▶ DESCRIPTION OF THE TASK:
Count the lines in the entries that contain the string "icon". State nothing but the number.

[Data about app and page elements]
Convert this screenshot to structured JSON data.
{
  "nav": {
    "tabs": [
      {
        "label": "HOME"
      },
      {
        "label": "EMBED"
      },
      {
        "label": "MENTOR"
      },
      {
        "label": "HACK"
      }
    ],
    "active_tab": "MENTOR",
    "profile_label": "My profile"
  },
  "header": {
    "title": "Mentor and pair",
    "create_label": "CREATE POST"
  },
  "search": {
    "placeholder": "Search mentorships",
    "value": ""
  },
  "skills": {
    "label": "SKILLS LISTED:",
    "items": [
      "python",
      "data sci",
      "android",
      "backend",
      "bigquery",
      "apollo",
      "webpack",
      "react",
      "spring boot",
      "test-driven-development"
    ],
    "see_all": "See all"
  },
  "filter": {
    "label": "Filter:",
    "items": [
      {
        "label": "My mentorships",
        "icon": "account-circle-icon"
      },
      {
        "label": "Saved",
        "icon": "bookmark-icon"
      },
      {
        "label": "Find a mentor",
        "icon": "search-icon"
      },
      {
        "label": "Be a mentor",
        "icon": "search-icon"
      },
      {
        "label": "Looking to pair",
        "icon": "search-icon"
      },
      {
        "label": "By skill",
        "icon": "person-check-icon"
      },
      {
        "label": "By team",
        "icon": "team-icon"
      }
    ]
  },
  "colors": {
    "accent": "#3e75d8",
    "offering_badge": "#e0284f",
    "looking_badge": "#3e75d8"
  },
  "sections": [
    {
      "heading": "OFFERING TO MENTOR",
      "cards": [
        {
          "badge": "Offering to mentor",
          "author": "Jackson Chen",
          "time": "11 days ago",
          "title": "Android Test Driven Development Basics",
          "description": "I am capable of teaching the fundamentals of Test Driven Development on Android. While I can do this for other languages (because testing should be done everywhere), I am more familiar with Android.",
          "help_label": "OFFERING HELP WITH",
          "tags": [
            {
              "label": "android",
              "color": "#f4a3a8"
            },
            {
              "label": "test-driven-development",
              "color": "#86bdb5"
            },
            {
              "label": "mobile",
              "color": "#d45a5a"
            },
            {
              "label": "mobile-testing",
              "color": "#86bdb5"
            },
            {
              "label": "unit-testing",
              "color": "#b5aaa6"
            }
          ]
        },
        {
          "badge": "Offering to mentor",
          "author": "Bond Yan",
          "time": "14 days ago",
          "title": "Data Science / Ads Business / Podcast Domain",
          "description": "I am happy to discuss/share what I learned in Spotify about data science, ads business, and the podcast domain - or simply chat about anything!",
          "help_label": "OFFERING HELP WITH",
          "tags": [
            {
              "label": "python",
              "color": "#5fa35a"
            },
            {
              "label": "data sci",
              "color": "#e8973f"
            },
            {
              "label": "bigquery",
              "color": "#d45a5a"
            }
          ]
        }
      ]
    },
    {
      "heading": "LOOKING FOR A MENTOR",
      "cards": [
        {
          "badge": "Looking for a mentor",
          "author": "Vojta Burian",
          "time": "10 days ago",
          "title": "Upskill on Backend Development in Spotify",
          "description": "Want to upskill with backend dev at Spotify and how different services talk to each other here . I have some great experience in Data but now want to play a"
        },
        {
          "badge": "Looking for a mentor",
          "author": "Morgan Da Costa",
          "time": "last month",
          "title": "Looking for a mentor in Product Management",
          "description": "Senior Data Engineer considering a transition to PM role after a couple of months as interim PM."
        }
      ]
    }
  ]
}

▶ THE COMPLETED TASK:
7